*Work required*
Every entry that follows should be repeated exactly; drop the images.

== Record extracts

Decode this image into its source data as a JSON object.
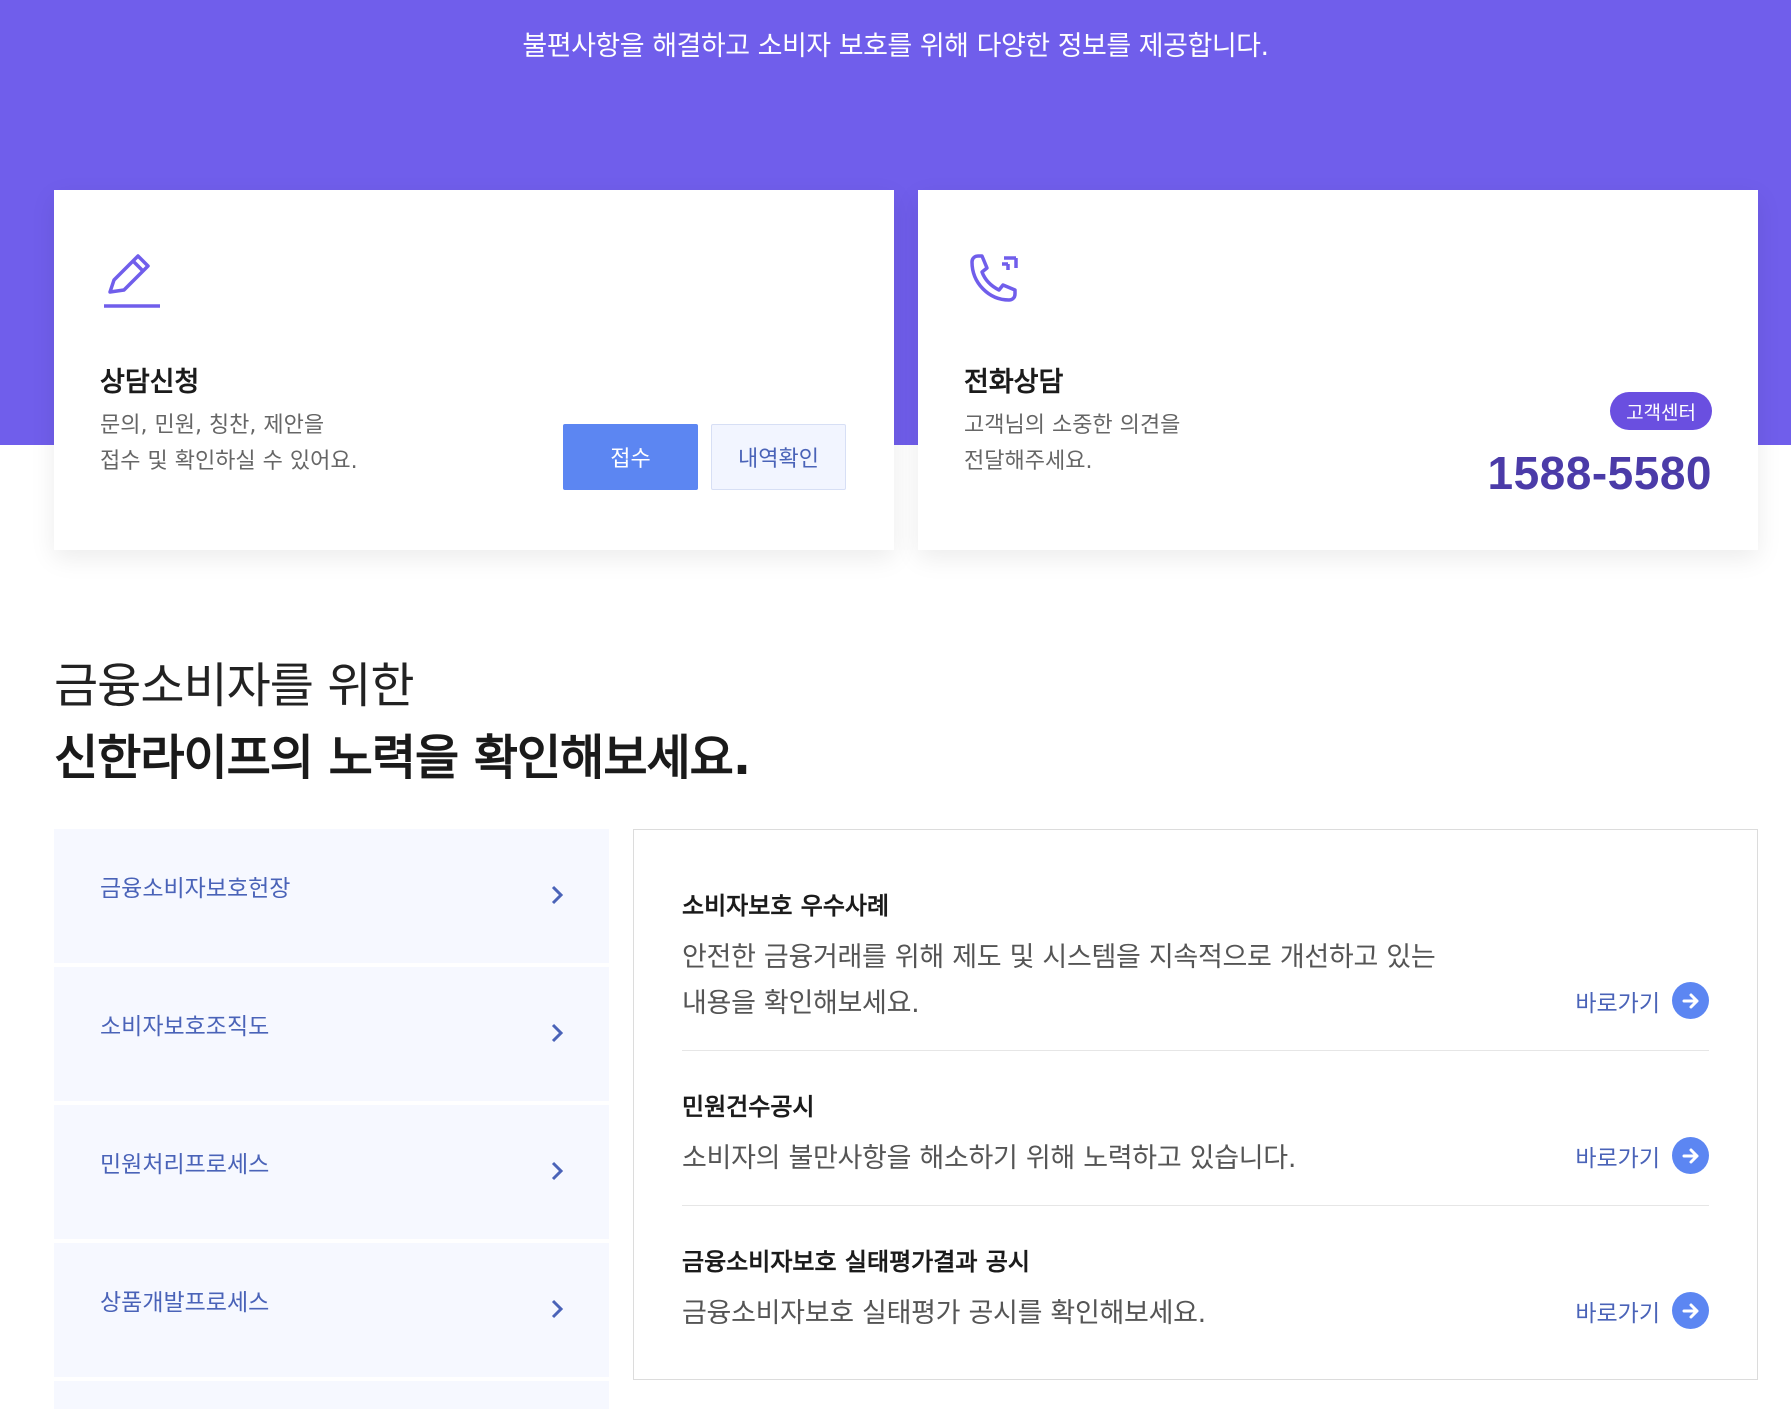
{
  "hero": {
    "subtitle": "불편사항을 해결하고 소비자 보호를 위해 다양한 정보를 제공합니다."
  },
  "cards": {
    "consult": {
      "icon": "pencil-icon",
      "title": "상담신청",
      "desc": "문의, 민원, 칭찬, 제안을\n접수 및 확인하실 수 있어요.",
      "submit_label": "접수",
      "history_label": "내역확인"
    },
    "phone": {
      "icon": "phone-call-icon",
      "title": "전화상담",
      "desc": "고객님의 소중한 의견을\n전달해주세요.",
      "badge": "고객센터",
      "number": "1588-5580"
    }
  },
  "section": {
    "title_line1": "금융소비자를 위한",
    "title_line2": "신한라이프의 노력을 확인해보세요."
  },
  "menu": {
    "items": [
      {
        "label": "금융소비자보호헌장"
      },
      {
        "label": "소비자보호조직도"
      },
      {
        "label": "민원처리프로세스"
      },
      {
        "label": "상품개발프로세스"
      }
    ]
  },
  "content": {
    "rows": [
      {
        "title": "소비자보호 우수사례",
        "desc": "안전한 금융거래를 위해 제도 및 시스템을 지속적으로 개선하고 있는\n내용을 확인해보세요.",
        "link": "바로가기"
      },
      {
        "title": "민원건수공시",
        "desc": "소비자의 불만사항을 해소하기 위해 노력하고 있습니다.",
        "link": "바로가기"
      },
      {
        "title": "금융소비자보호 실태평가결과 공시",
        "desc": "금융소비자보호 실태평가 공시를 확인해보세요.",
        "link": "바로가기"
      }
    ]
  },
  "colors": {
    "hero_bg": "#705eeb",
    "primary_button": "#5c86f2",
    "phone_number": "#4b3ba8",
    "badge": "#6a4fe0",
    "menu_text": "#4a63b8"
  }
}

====

*Written response*
Decode this image into its source data as a JSON object.
{
  "hero": {
    "subtitle": "불편사항을 해결하고 소비자 보호를 위해 다양한 정보를 제공합니다."
  },
  "cards": {
    "consult": {
      "icon": "pencil-icon",
      "title": "상담신청",
      "desc": "문의, 민원, 칭찬, 제안을\n접수 및 확인하실 수 있어요.",
      "submit_label": "접수",
      "history_label": "내역확인"
    },
    "phone": {
      "icon": "phone-call-icon",
      "title": "전화상담",
      "desc": "고객님의 소중한 의견을\n전달해주세요.",
      "badge": "고객센터",
      "number": "1588-5580"
    }
  },
  "section": {
    "title_line1": "금융소비자를 위한",
    "title_line2": "신한라이프의 노력을 확인해보세요."
  },
  "menu": {
    "items": [
      {
        "label": "금융소비자보호헌장"
      },
      {
        "label": "소비자보호조직도"
      },
      {
        "label": "민원처리프로세스"
      },
      {
        "label": "상품개발프로세스"
      }
    ]
  },
  "content": {
    "rows": [
      {
        "title": "소비자보호 우수사례",
        "desc": "안전한 금융거래를 위해 제도 및 시스템을 지속적으로 개선하고 있는\n내용을 확인해보세요.",
        "link": "바로가기"
      },
      {
        "title": "민원건수공시",
        "desc": "소비자의 불만사항을 해소하기 위해 노력하고 있습니다.",
        "link": "바로가기"
      },
      {
        "title": "금융소비자보호 실태평가결과 공시",
        "desc": "금융소비자보호 실태평가 공시를 확인해보세요.",
        "link": "바로가기"
      }
    ]
  },
  "colors": {
    "hero_bg": "#705eeb",
    "primary_button": "#5c86f2",
    "phone_number": "#4b3ba8",
    "badge": "#6a4fe0",
    "menu_text": "#4a63b8"
  }
}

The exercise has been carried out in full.